Capital Ring - section 5

25 Mar 2018

With Britain in the grip of the #beastfromtheeast - and London spending all week covered in snow (yes, there’s a lot of lag in getting these posts written and posted!) I didn’t think I was going to get a chance to do any more ring walking. And then as quickly as it had arrived, London warmed up - the snow melted and Sunday presented itself as vaguely warm and sunny (for March at least) so it was time to wander.

And it seemed about time I got over my phobia of heading south of the river… it was time to do one of the southern sections. But, to ensure it wasn’t too frightening I decided to head for Tooting, a place I go once a week for my banjo class - so it’s not quite a proper wander into the unknown…

The thing about London is, by it’s very nature it’s very suburban. I’m sure the current population of the city is in the order of 8 million+ people. And they’ve all got to live somewhere.

Diamond Geezer was fairly unimpressed with this section of Capital Ring, because of how suburban it is… but for me that was part of the charm.

Start of section 5

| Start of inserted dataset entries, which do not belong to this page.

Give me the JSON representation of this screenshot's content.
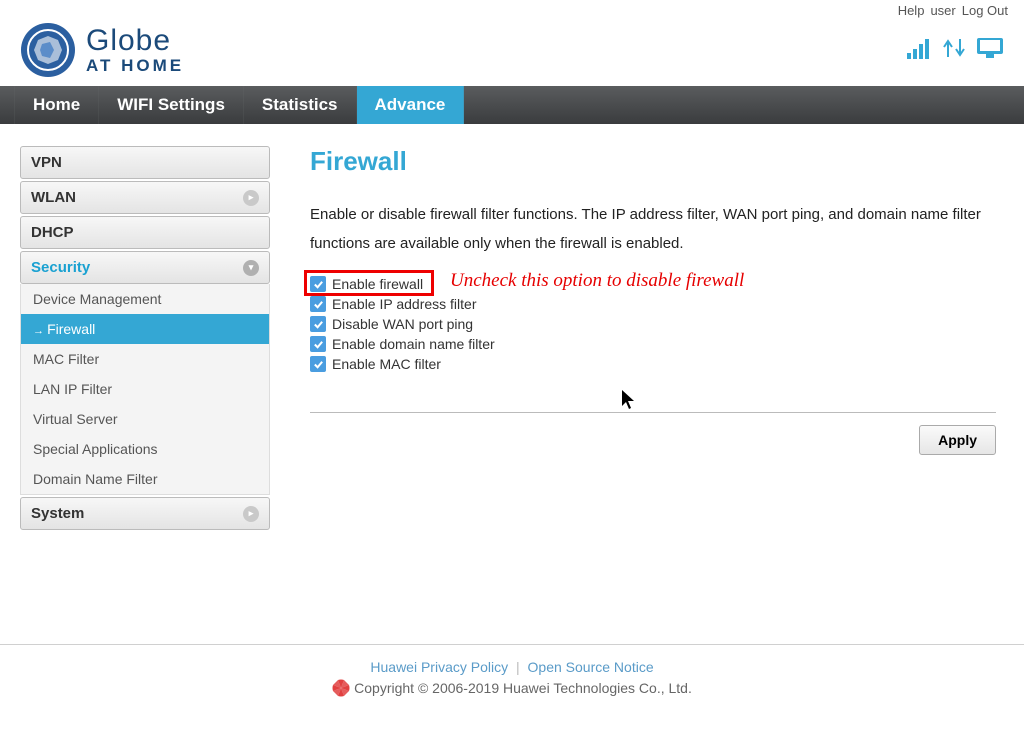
{
  "top": {
    "help": "Help",
    "user": "user",
    "logout": "Log Out"
  },
  "brand": {
    "name": "Globe",
    "sub": "AT HOME"
  },
  "nav": [
    "Home",
    "WIFI Settings",
    "Statistics",
    "Advance"
  ],
  "nav_active": 3,
  "sidebar": {
    "groups": [
      {
        "label": "VPN",
        "expandable": false
      },
      {
        "label": "WLAN",
        "expandable": true
      },
      {
        "label": "DHCP",
        "expandable": false
      },
      {
        "label": "Security",
        "expandable": true,
        "active": true,
        "items": [
          "Device Management",
          "Firewall",
          "MAC Filter",
          "LAN IP Filter",
          "Virtual Server",
          "Special Applications",
          "Domain Name Filter"
        ],
        "active_item": 1
      },
      {
        "label": "System",
        "expandable": true
      }
    ]
  },
  "page": {
    "title": "Firewall",
    "desc": "Enable or disable firewall filter functions. The IP address filter, WAN port ping, and domain name filter functions are available only when the firewall is enabled.",
    "checks": [
      "Enable firewall",
      "Enable IP address filter",
      "Disable WAN port ping",
      "Enable domain name filter",
      "Enable MAC filter"
    ],
    "annotation": "Uncheck this option to disable firewall",
    "apply": "Apply"
  },
  "footer": {
    "privacy": "Huawei Privacy Policy",
    "oss": "Open Source Notice",
    "copyright": "Copyright © 2006-2019 Huawei Technologies Co., Ltd."
  }
}
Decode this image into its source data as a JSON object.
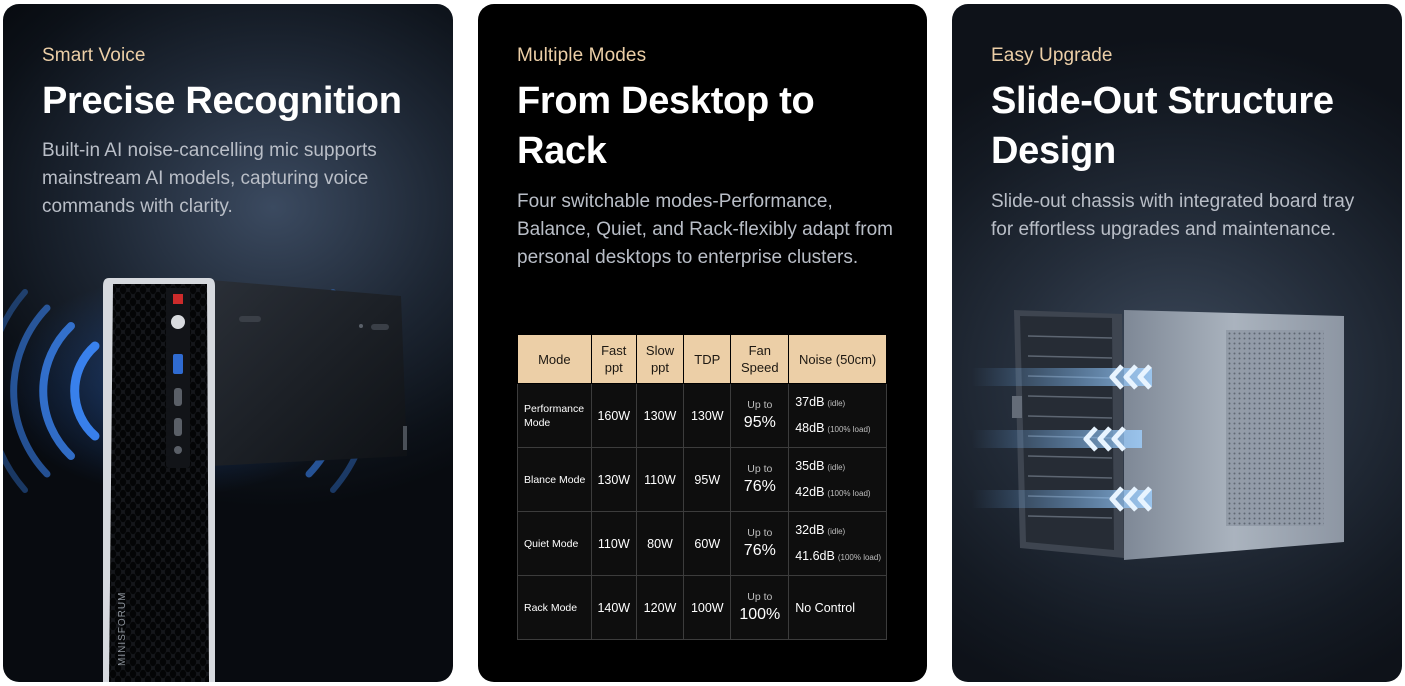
{
  "cards": [
    {
      "eyebrow": "Smart Voice",
      "title": "Precise Recognition",
      "description": "Built-in AI noise-cancelling mic supports mainstream AI models, capturing voice commands with clarity."
    },
    {
      "eyebrow": "Multiple Modes",
      "title": "From Desktop to Rack",
      "description": "Four switchable modes-Performance, Balance, Quiet, and Rack-flexibly adapt from personal desktops to enterprise clusters."
    },
    {
      "eyebrow": "Easy Upgrade",
      "title": "Slide-Out Structure Design",
      "description": "Slide-out chassis with integrated board tray for effortless upgrades and maintenance."
    }
  ],
  "table": {
    "headers": {
      "mode": "Mode",
      "fast_ppt": "Fast ppt",
      "slow_ppt": "Slow ppt",
      "tdp": "TDP",
      "fan_speed": "Fan Speed",
      "noise": "Noise (50cm)"
    },
    "rows": [
      {
        "mode": "Performance Mode",
        "fast": "160W",
        "slow": "130W",
        "tdp": "130W",
        "fan_prefix": "Up to",
        "fan": "95%",
        "noise_idle": "37dB",
        "idle_tag": "(idle)",
        "noise_load": "48dB",
        "load_tag": "(100% load)"
      },
      {
        "mode": "Blance Mode",
        "fast": "130W",
        "slow": "110W",
        "tdp": "95W",
        "fan_prefix": "Up to",
        "fan": "76%",
        "noise_idle": "35dB",
        "idle_tag": "(idle)",
        "noise_load": "42dB",
        "load_tag": "(100% load)"
      },
      {
        "mode": "Quiet Mode",
        "fast": "110W",
        "slow": "80W",
        "tdp": "60W",
        "fan_prefix": "Up to",
        "fan": "76%",
        "noise_idle": "32dB",
        "idle_tag": "(idle)",
        "noise_load": "41.6dB",
        "load_tag": "(100% load)"
      },
      {
        "mode": "Rack Mode",
        "fast": "140W",
        "slow": "120W",
        "tdp": "100W",
        "fan_prefix": "Up to",
        "fan": "100%",
        "noise_text": "No Control"
      }
    ]
  },
  "device_label": "MINISFORUM",
  "colors": {
    "accent": "#eccfa7",
    "card_dark": "#000000",
    "glow_blue": "#3f8cff"
  }
}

We start at Streatham Common station, then wander down suburban street one - before taking a tunnel under the railway bridge and then wandering past an overly ornate water pumping station, because the Victorians didn’t mess around, and even functional buildings were allowed to be ornate, if not necessarily pretty. (See the pumping station “castle” back on section 12)

Victorial Excess!

Where I live (E15), the Victorian housing is mostly smaller railway workers cottages - or as you head further east, the houses get a little bigger and more ornate… homes for Victorian lower-middle class clerks who could commute into the city on the new railway, but nothing compared to the giant houses I found myself wandering past here. They’re absolutely huuuuuuuge.

I’m assuming these were originally middle-class homes, with space for umpteen children (in the loft?), and a domestic staff (in the basement?)… but that were all flats now - in varying states of (dis)repair, which broadly seemed related to how long ago they’d been converted into flats.

And then we ended up at Tooting Bec Common. This is home to Tooting Bec Lido opened in 1906 and super famous because it’s the largest open air swimming pool in the UK. It’s well known to me because for a time I was a Lido widow, as Kat spent one morning a week there, training first for a Trialthaon, and subsequently for an open water swim…

…but the Capital Ring decided it didn’t care too much about the famous Lido, and instead marched us through the common… and then back out again.

Tooting Bec Lido

I’ve been trying to explore more of Tooting recently. My banjo class doesn’t start until 8:30pm, so I’ve often time to kill. Hopping out a station (or two) early, and wandering has been fun. Actually, it was spotting some Capital Ring signs on Balham High Road that inspired me to tackle this section. And it’s here that we’re back on the A24 - as the route takes us to a huge art deco block of flats, Du Cane Court. Opened in 1937, at the time it was the largest purpose built private block of flats in Europe. (and apparently this is still true.) It’s still huge. Art Deco stuff is often elegant, but this block is so big and imposing it almost feels like 1930s brutalism…

Wandsworth Common

But that’s quite enough urban high street. It’s past Du Cane court, and into Wandsworth Common, following the railway lines, past (indeed through) Wandsworth Common station, past the frozen lakes - and then out of Wandsworth Common, heading for Wandsworth Prison.

Built in 1851, It’s the largest prison in the UK - and is the place great train robber Ronnie Biggs escaped from in 1965. Luckily we’re not stopping…

London is relatively flat - but our next stop is a Wandsworth cemetery - which has views out over the city. The official route suggests walking next to the cemetery - but I’d recommend taking the detour through instead.

Du Cane Court

Then, out of the cemetery, right past Earlsfield station and a left to cross the river Wandle. Many of London’s historic rivers have been covered over as the city expanded. Not so the majestic Wandle… although majestic is probably a bit strong here, as we’re crossing on a grimy road bridge whilst the river flows by underneath in an ugly concrete channel. Although I did spot a guy happily canoeing upstream!

We’re heading for our final bit of green space on section 5. Durnsford Road Recreational Ground is tucked away at the end of another suburban street - and it almost feels like we’re not supposed to be here at all - that this whole thing is the grounds of Wimbledon Park school. It’s here that once again I have a fight with the official route notes, as it’s initially unclear where we’re supposed to go… follow the edge of the park or follow the edge of the school… (it’s the school if you were wondering)

End of section 5

It’s home stretch time now - through an alleyway and onto a main road (A218) past the Wimbledon mosque, built in 1977 and a pretty impressive sight. And then we’re pretty much done. Trudging up a hill, full of slightly twee shops, towards Wimbledon Park a sleepy little station that doesn’t feel like a tube station, but feels too small to be a proper train station.

Time to tube home. That was fun! The bits of London you know are always going to be familiar… but everything else can be an adventure, if you’d like it to be.

THIS SECTION: 5.5 miles
TOTAL SO FAR: 26 miles

Published on 25 Mar 2018 Find me on Twitter and Mastodon.